This command will find your current WiFi SSID, your current locale and set up a simple network as depicted in Figure 1 on your cluster. In case you have more or fewer nodes, the command will make appropriate updates.

7.3 Custom Cluster Creation

For a custom cluster, you can inspect the parameters of the inventory command. Here are the commands to use for the previous setup while writing them out. You can modify the parameters to your liking:

you@yourlaptop $ cms inventory add red --service=manager --ip= --tag="ubuntu-20.10-64-bit" --timezone="America/Indiana/Indianapolis" --locale="us" --inventory="inventory-red.yaml"
you@yourlaptop $ cms inventory set red services to "bridge,wifi" --listvalue --inventory="inventory-red.yaml"

We can then add the workers

you@yourlaptop $ cms inventory add "red0[1-4]" --service=worker --ip="10.1.1.[2-5]" --router= --tag="ubuntu-20.10-64-bit"  --timezone="America/Indiana/Indianapolis" --locale="us" --inventory="inventory-red.yaml"
you@yourlaptop $ cms inventory set "red0[1-4]" dns to "," --listvalue --inventory="inventory-red.yaml"

Note we are using Google’s DNS here [,]

7.4 Inspect the Cluster Configuration

Our cluster configuration is now complete. You may run the following to list your configuration. We include ours for a sanity check:
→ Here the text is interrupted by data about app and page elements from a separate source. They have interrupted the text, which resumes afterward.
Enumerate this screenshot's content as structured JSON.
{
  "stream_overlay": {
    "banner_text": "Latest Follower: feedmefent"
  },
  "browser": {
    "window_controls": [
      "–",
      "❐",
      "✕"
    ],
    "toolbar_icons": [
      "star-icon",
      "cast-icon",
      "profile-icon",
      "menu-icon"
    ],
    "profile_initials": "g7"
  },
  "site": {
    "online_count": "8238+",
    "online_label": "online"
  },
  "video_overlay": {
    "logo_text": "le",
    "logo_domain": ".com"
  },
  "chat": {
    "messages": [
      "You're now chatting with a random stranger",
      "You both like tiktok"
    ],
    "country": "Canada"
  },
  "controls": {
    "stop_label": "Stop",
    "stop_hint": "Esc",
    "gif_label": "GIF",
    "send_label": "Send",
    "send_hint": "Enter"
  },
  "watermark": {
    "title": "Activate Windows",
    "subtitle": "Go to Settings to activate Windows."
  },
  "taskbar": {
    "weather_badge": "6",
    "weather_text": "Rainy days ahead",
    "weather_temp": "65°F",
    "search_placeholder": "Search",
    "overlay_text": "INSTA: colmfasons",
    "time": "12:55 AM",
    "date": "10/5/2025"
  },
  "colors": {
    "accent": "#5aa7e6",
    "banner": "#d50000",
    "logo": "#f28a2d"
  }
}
you@yourlaptop $ cms inventory list --inventory="inventory-red.yaml"
| host  | tag                 | cluster | service | services           | ip       | dns                    | router   | locale | timezone                     | owners | comment | description | keyfile           |
| red   | ubuntu-20.10-64-bit |         | manager | ['bridge', 'wifi'] | |                        |          | us     | America/Indiana/Indianapolis |        |         |             | ~/.ssh/id_rsa.pub |
| red01 | ubuntu-20.10-64-bit |         | worker  |                    | | ['', ''] | | us     | America/Indiana/Indianapolis |        |         |             | ~/.ssh/id_rsa.pub |
| red02 | ubuntu-20.10-64-bit |         | worker  |                    | | ['', ''] | | us     | America/Indiana/Indianapolis |        |         |             | ~/.ssh/id_rsa.pub |
| red03 | ubuntu-20.10-64-bit |         | worker  |                    | | ['', ''] | | us     | America/Indiana/Indianapolis |        |         |             | ~/.ssh/id_rsa.pub |
| red04 | ubuntu-20.10-64-bit |         | worker  |                    | | ['', ''] | | us     | America/Indiana/Indianapolis |        |         |             | ~/.ssh/id_rsa.pub |

7.5 Burning a Custom Cluster

You can now specify your inventory as you burn your cluster or specific machines from the cluster with the burn command. All hosts data found in the inventory will be written to the machines, regardless if they are in the burn command or not.

Burn the whole cluster.

(ENV3) you@yourlaptop $ cms burn ubuntu "red,red0[1-4]" --device=/dev/sdb --inventory="inventory-red.yaml"

Burn a specific machine.

(ENV3) you@yourlaptop $ cms burn ubuntu "red03" --device=/dev/sdb --inventory="inventory-red.yaml"